[Web page and app entries]
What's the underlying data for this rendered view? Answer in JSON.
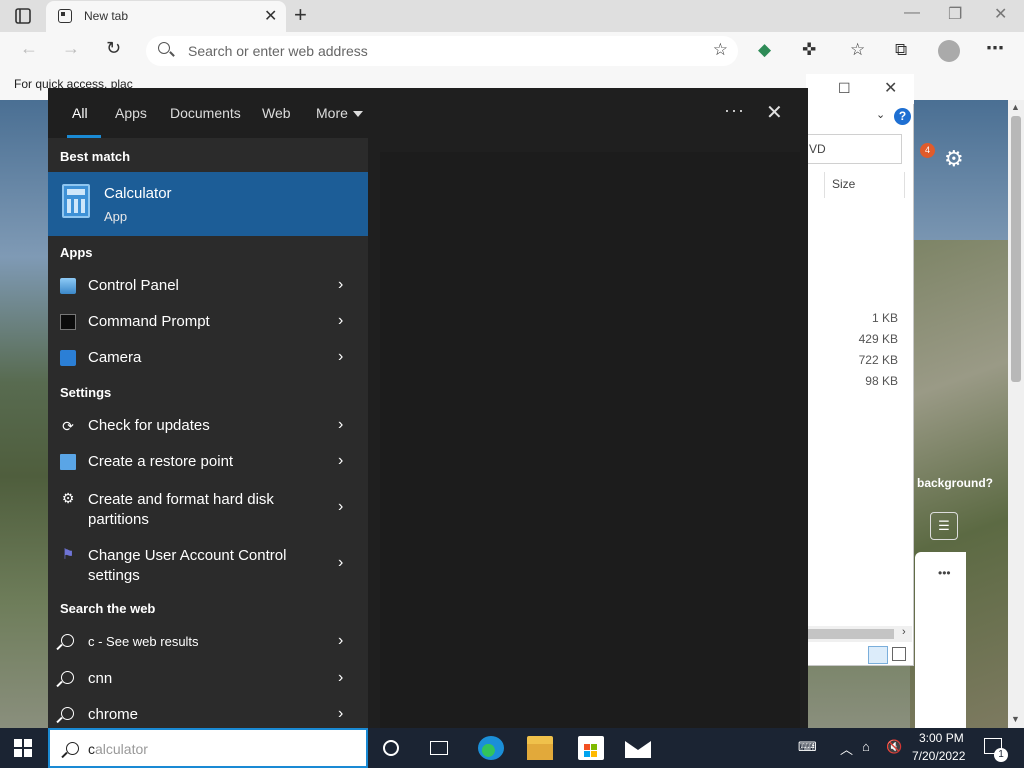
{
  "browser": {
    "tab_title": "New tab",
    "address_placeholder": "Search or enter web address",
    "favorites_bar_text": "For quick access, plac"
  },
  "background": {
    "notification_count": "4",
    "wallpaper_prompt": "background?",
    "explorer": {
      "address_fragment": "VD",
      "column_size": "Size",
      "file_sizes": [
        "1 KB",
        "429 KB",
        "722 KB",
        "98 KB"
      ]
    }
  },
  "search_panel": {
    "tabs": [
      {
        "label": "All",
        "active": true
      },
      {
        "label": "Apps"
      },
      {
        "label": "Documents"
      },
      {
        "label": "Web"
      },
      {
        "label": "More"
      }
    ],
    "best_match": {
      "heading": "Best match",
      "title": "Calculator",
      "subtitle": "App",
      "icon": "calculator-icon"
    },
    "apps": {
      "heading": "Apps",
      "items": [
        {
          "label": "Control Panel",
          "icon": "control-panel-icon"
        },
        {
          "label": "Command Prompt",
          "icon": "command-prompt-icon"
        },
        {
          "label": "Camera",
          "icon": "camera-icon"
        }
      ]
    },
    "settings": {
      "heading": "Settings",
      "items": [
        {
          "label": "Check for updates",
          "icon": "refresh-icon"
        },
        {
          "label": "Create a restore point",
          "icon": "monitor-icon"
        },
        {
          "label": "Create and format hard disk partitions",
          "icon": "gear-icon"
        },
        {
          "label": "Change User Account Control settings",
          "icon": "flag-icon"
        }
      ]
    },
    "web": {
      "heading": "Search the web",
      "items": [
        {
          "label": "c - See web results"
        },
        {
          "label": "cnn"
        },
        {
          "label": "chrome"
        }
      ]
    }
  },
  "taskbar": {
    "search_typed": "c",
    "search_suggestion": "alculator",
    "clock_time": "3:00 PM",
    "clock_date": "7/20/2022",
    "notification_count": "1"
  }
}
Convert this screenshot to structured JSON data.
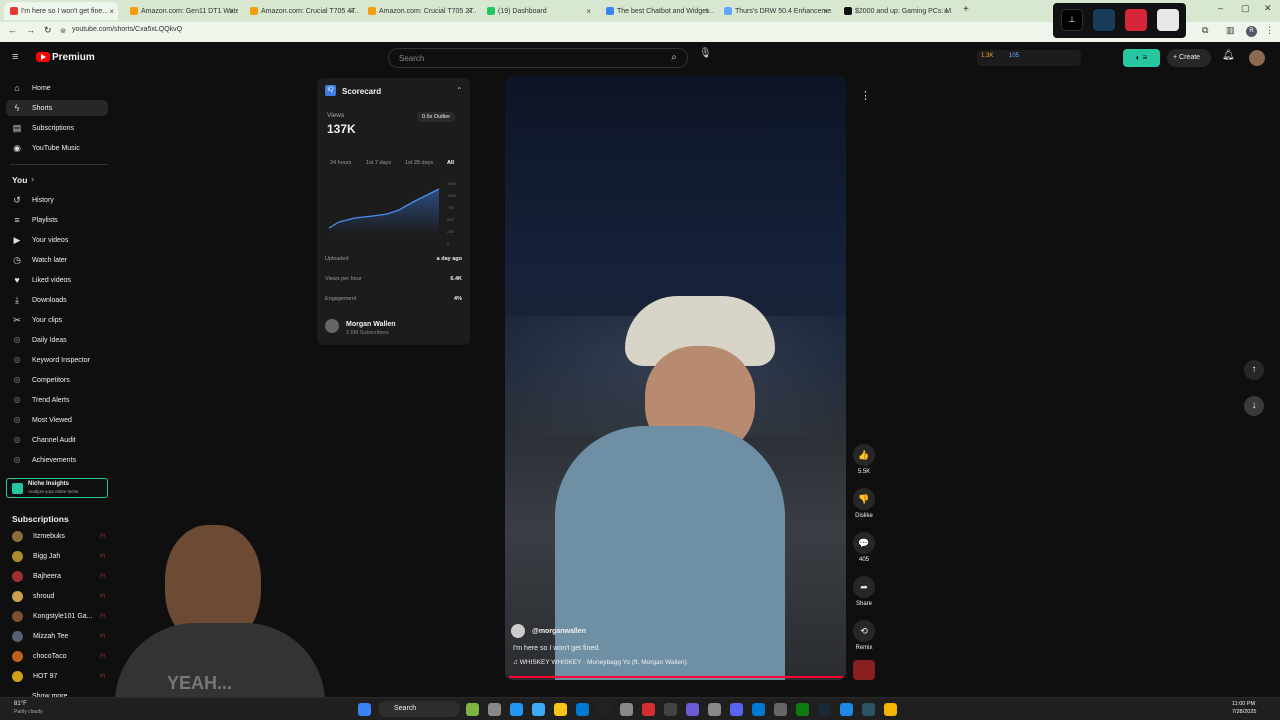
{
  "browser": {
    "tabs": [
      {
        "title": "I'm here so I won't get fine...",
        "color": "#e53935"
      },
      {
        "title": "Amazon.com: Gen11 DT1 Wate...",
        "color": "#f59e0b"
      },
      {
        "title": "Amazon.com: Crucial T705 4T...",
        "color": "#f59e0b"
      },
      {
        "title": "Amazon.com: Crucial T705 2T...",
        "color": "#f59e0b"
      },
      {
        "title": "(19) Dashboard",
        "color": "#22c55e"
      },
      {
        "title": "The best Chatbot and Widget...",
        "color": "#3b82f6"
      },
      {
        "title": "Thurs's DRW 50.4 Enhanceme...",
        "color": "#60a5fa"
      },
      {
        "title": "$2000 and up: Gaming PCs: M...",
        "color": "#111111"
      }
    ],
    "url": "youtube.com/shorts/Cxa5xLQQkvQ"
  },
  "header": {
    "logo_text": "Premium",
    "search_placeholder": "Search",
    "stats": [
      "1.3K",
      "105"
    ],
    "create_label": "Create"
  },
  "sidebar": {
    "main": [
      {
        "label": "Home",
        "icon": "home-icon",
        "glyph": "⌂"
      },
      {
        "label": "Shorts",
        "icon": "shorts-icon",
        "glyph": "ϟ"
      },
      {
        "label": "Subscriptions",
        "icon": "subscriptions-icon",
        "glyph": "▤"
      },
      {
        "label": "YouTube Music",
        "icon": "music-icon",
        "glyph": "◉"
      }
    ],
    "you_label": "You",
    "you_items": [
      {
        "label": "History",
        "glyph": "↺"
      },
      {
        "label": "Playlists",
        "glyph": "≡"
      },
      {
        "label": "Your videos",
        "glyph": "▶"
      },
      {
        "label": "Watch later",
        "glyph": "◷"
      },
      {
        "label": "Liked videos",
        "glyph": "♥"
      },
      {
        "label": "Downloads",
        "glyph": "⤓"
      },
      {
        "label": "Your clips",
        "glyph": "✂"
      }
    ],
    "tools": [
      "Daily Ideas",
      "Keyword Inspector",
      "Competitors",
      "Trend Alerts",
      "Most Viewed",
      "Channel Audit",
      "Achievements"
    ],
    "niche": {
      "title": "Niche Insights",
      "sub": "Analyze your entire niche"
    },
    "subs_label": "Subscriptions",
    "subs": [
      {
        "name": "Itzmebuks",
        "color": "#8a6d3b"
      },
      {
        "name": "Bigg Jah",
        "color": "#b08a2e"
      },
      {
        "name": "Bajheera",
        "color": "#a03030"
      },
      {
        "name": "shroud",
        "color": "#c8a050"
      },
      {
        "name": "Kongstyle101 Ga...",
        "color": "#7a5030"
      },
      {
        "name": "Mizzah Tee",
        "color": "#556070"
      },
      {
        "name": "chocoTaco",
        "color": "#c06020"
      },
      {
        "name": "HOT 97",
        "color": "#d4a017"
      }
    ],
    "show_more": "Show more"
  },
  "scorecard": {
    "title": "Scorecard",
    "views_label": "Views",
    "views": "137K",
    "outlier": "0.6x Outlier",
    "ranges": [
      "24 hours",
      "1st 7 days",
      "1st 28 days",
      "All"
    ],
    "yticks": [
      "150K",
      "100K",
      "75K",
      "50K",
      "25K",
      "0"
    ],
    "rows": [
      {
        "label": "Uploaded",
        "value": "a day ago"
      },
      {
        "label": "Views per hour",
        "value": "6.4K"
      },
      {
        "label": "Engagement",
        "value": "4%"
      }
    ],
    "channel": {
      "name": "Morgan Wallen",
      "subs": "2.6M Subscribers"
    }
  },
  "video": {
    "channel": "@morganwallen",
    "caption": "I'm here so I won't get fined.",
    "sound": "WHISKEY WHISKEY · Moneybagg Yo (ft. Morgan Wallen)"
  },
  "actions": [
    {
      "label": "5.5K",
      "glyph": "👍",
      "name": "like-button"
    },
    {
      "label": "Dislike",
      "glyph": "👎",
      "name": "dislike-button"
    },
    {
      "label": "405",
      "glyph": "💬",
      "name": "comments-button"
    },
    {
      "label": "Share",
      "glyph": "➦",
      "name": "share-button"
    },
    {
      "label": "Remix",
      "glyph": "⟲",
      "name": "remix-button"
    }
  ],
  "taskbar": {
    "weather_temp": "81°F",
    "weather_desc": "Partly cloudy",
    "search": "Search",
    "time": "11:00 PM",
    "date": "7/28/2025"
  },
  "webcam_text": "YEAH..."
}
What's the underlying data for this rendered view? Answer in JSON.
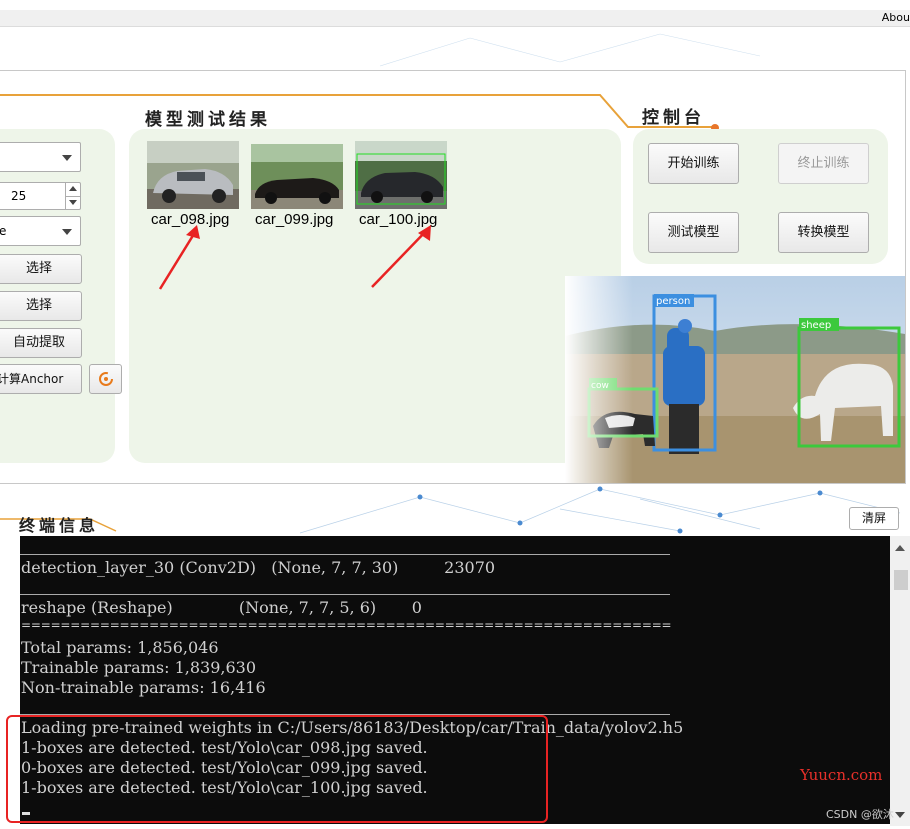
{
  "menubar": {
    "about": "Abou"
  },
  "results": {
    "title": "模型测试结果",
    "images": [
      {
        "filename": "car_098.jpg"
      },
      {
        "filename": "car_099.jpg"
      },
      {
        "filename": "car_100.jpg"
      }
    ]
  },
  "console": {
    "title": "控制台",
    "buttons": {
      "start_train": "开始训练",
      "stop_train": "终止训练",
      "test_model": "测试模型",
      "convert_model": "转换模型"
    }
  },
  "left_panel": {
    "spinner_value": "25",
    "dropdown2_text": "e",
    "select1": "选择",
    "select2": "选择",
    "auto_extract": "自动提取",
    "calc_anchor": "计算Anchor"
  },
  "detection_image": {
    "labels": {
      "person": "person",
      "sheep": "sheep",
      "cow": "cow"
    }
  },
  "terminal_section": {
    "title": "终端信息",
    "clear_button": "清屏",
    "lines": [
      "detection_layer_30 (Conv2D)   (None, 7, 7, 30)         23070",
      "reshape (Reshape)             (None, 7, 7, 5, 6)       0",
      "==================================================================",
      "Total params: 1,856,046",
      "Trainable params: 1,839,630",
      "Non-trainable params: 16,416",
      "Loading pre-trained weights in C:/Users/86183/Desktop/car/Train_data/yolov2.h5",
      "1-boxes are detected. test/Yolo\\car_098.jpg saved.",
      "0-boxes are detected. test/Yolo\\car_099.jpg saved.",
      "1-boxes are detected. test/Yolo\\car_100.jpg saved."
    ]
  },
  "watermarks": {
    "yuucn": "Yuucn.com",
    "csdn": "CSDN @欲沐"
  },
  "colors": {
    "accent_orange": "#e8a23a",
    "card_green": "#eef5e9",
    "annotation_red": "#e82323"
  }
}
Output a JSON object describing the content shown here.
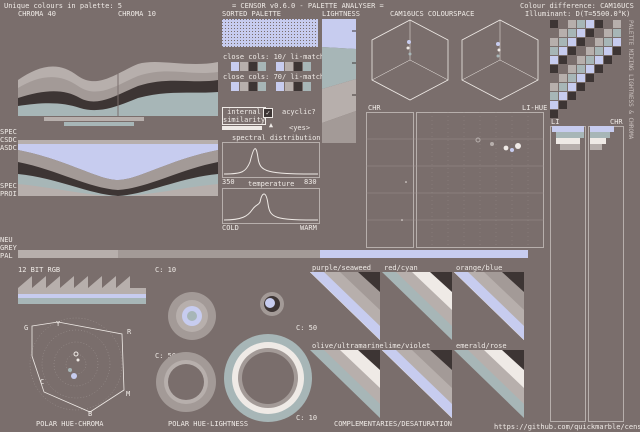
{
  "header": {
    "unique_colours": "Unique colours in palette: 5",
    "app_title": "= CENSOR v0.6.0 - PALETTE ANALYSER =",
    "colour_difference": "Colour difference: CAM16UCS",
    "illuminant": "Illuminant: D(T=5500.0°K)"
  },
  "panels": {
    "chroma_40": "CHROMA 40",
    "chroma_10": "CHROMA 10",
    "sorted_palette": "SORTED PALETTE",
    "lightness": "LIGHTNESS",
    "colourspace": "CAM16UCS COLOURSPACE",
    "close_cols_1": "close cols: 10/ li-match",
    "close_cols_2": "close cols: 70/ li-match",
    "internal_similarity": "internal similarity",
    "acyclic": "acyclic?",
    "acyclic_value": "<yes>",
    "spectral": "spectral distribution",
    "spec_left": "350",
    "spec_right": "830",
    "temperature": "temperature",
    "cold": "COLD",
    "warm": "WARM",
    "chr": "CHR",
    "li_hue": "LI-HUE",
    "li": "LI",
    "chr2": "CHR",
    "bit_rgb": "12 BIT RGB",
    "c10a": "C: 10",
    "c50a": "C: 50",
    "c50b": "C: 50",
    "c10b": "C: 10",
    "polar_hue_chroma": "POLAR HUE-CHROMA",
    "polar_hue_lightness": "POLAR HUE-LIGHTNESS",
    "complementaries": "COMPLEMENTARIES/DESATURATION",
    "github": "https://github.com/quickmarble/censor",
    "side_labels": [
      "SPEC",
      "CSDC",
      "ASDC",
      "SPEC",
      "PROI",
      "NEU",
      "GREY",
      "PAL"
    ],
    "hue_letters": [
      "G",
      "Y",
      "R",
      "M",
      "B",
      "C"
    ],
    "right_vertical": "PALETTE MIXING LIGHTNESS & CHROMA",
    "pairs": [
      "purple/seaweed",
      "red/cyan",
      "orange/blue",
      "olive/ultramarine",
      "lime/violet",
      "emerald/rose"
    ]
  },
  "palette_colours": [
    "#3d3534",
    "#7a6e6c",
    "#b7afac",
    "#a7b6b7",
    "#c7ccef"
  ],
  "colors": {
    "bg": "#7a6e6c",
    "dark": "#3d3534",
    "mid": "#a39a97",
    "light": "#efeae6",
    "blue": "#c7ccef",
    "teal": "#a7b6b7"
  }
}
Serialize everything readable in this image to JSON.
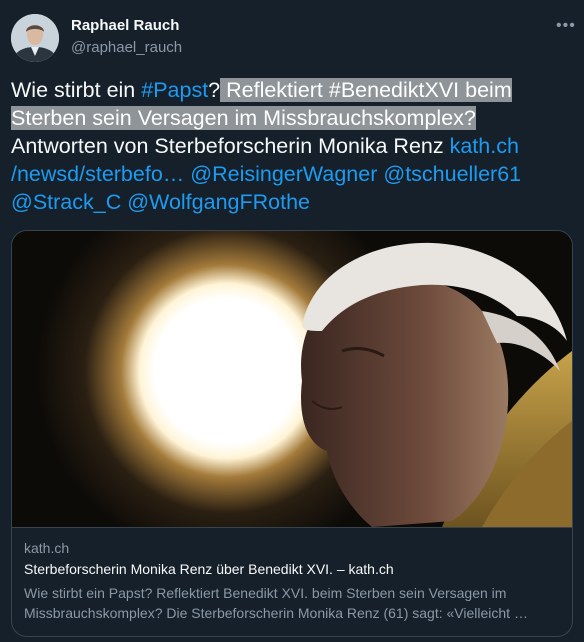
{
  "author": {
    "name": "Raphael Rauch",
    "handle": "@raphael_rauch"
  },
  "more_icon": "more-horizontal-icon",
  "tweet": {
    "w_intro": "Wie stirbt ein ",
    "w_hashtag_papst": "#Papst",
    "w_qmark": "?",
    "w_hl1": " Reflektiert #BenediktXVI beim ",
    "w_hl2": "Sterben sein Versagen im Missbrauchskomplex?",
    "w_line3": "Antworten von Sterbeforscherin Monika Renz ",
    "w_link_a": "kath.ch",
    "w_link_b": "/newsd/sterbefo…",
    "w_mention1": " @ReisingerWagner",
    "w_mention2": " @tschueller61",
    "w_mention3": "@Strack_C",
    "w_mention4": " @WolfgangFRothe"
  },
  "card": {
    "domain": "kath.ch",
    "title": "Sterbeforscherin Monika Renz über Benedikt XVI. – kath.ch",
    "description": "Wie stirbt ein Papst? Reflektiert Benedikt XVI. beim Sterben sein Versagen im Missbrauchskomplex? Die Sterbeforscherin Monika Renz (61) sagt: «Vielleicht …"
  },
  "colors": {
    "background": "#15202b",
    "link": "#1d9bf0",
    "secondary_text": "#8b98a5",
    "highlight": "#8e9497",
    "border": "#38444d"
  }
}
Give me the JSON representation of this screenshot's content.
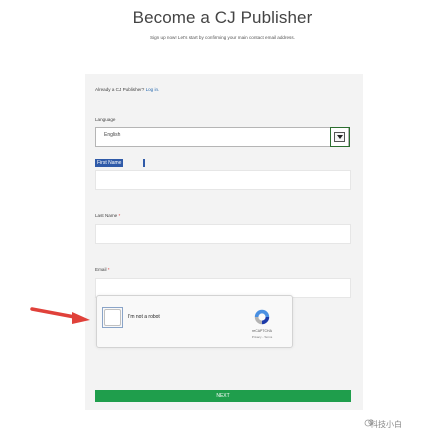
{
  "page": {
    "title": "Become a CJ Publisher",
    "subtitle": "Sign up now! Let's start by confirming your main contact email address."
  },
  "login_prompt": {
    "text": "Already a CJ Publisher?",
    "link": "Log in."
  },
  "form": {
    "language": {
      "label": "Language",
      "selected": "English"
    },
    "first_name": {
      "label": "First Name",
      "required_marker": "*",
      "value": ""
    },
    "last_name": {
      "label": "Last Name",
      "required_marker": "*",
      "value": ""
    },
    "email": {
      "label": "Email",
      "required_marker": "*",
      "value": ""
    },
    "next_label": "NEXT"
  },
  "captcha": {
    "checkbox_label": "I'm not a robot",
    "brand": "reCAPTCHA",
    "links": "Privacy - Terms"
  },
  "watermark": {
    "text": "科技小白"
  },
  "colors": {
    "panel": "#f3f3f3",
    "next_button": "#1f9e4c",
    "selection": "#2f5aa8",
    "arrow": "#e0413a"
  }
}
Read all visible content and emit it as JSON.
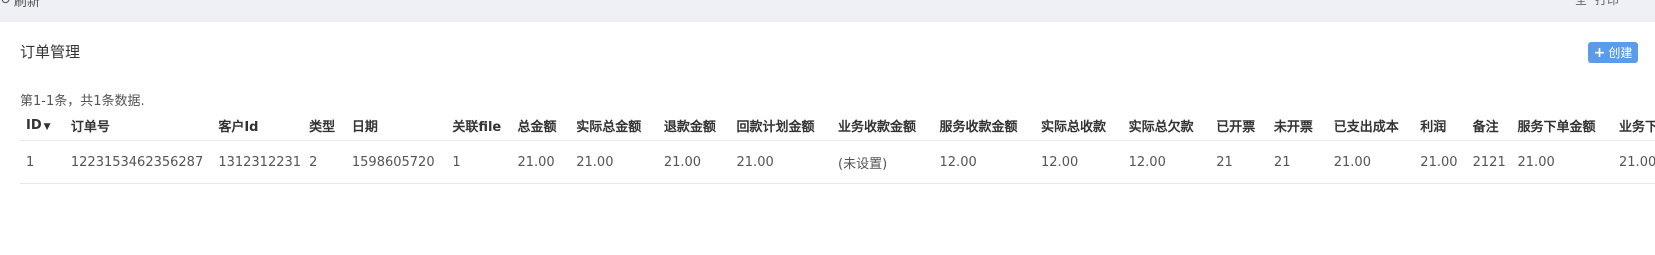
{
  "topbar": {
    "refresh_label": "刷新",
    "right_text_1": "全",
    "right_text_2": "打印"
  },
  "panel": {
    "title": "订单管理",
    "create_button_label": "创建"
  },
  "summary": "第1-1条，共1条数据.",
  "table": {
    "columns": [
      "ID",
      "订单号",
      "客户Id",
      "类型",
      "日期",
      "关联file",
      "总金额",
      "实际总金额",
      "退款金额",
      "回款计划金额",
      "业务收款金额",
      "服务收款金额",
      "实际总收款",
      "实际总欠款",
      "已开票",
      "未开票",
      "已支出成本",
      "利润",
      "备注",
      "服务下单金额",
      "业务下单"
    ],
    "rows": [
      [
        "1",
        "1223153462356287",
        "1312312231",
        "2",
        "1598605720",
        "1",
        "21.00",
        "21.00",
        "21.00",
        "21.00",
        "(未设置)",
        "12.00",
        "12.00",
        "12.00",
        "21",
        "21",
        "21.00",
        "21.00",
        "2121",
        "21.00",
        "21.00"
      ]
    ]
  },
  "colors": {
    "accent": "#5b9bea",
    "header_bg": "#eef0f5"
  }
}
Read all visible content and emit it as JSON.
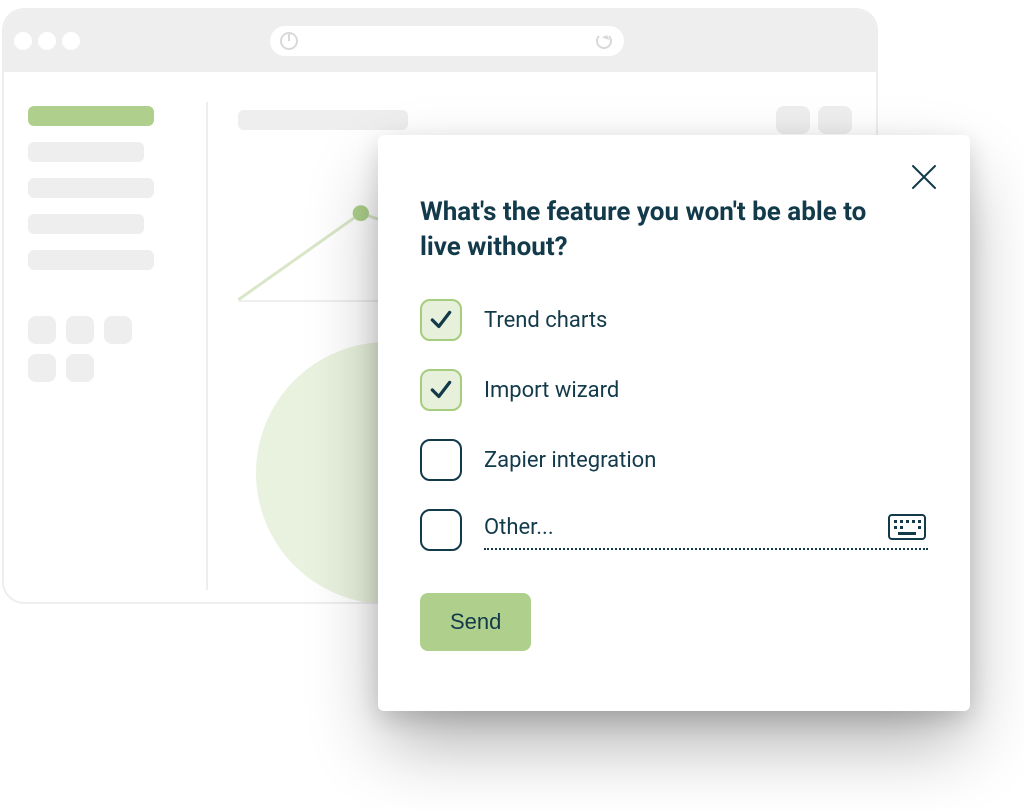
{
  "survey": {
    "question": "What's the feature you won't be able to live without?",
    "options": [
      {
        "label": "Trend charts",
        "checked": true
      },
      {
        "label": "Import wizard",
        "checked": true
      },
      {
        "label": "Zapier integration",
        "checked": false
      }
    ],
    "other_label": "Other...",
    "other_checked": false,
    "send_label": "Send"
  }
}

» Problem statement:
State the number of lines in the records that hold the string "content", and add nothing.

» Answer area:
4